What about an allergic reaction?
It’s rare to have an allergic reaction to any vaccine. If you have any concerns, because you have a previous history of allergic reaction to a vaccine, talk to your doctor.
Safeguards Are in Place
CDC has provided recommendations for COVID-19 vaccination providers about how to prepare for the possibility of a severe allergic reaction:
- All people who get a COVID-19 vaccine should be monitored on site. People who have had severe allergic reactions or who have had any type of immediate allergic reaction to a vaccine or injectable therapy should be monitored for at least 30 minutes after getting the vaccine. All other people should be monitored for at least 15 minutes after getting the vaccine.
- Vaccination providers should have appropriate personnel, medications, and equipment—such as epinephrine, antihistamines, blood pressure monitor, and timing devices to check your pulse—at all COVID-19 vaccination provider sites.
- If you experience a severe allergic reaction after getting a COVID-19 vaccine, vaccination providers can provide care rapidly and call for emergency medical services. You should continue to be monitored in a medical facility for at least several hours.
Learn more about what to expect after getting vaccinated for COVID-19, including normal side effects and tips to reduce pain or discomfort.
Dispelling common Covid-19 myths
- Will not cause you to test positive for Covid-19.
- Will not alter your DNA
- Helps protect those around you as well as yourself – we need as many people as possible to be vaccinated for maximum community not just people in high-risk categories.
- Is needed even if you already have had Covid-19. Contracting Covid-19 doesn’t give you immunity so even if you have contracted it before or have a positive antibody test, you still need vaccination to build immunity.
Meanwhile, you can stay informed by checking trusted health websites, such as those listed above, and talking with your healthcare providers.
Am I eligible for the COVID-19 vaccine?
Every Californian age 16 and up is eligible for vaccination. There are about 18.7 million Californians aged 16 to 49, and while some of those people have likely already been vaccinated because they’re health care workers or fell into another category that made them eligible earlier in the rollout, there will still be millions of people who can get inoculated for the first time. This might require patience while you wait for an available appointment.

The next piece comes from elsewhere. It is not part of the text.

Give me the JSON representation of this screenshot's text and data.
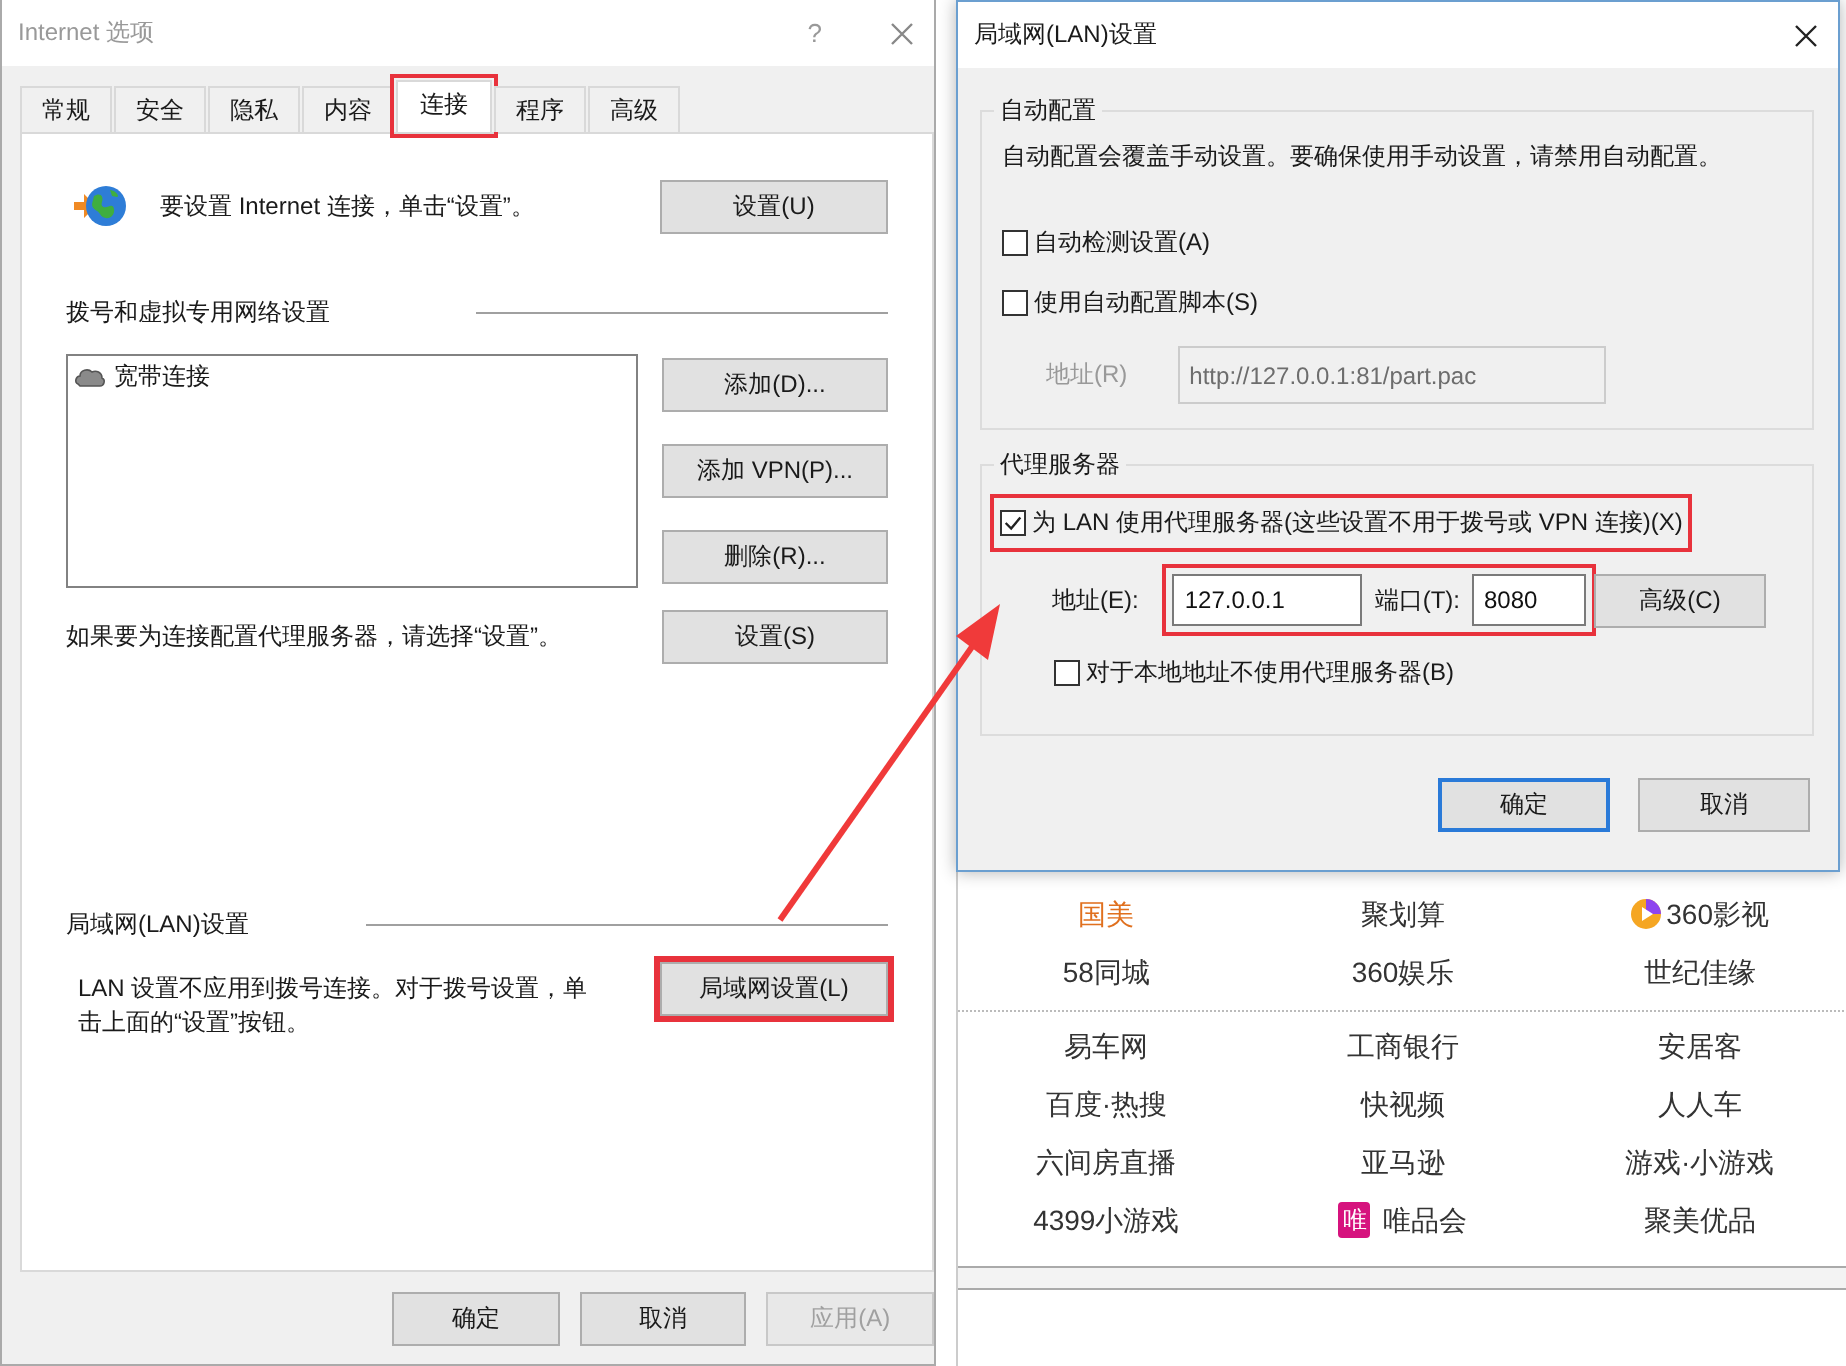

How do I get a COVID-19 vaccine?
Due to changes regarding availability of the vaccine and locations offering it, we have listed some helpful and trustworthy links for you below. You will be able to find and schedule a COVID vaccine appointment.
- CDC VaccineFinder: https://www.cdc.gov/vaccines/covid-19/reporting/vaccinefinder/about.html
- Vaccine Finder: https://vaccinefinder.org/
- GoodRx: https://www.goodrx.com/covid-19/california
The bottom line
For now, the most important thing all of us can all do to get this terrible pandemic under control is to follow the 3 W’s – wear our masks, wash our hands, watch our distance from other – and roll up our sleeves for the vaccine as soon as it’s available to us.